  • Give local and state governments the ability to petition to put lands off limited to mining.

“Representative Grijalva’s bill would bring 19th century mining law into the 21st century,” said Aaron Mintzes, Policy Advocate of the Washington, D.C.-based conservation group Earthworks. “If it becomes law it would bring badly needed reforms that work for western communities, taxpayers, the environment, and responsible mining companies.”

In the Santa Rita Mountains south of Tucson, Arizona, a Canadian mining company has proposed the Rosemont copper mine within Coronado National Forest that is now being permitted under the 1872 Mining Law. Among other problems with the proposal, including widespread local opposition, siting within endangered jaguar habitat, and pollution and depletion of drinking water, the same engineering firm that was just found at fault by an independent panel for last year’s Mount Polley mine waste spill, the worst in U.S. or Canadian history, is also involved in the tailings dam proposal for the Rosemont mine.

“Rosemont is a bad mine in the wrong place that is broadly opposed by the local community it would be inflicted upon,” say Gayle Hartmann, President of Save the Scenic Santa Ritas.
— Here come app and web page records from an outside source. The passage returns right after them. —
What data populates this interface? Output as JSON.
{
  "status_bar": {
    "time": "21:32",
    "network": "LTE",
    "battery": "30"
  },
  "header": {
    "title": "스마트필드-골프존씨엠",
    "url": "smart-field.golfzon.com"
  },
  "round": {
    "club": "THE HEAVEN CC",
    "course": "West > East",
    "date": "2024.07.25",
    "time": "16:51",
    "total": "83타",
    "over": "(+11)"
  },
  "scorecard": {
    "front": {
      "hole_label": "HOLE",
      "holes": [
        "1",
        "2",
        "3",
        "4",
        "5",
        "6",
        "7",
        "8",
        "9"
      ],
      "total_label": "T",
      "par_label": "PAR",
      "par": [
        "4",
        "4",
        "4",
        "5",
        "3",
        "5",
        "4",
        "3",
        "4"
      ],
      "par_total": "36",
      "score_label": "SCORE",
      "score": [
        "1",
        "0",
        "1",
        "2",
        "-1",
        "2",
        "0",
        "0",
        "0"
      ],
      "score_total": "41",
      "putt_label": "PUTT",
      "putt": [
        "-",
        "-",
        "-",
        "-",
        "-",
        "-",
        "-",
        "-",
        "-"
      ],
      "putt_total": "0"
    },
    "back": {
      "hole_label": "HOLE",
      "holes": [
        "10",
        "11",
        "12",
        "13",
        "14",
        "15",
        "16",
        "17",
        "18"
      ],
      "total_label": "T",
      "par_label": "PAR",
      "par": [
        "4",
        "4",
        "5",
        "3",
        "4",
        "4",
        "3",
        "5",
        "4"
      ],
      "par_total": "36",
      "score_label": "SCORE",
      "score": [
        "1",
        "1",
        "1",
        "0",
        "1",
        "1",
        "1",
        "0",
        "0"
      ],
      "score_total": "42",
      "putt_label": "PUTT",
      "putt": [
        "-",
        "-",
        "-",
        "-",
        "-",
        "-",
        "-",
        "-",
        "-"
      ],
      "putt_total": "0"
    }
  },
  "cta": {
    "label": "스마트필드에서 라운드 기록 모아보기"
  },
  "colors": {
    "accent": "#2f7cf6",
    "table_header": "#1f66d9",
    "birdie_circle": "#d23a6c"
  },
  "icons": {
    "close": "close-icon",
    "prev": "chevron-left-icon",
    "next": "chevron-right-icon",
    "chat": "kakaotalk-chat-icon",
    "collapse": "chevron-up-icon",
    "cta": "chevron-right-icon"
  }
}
She continued, “The Forest Service tells us that the 1872 Mining Law doesn't let them say no to this proposal, even though this mine clearly shouldn't be built. Grijalva's bill would let them say no. We applaud him for it. Hopefully Congress will pass it.”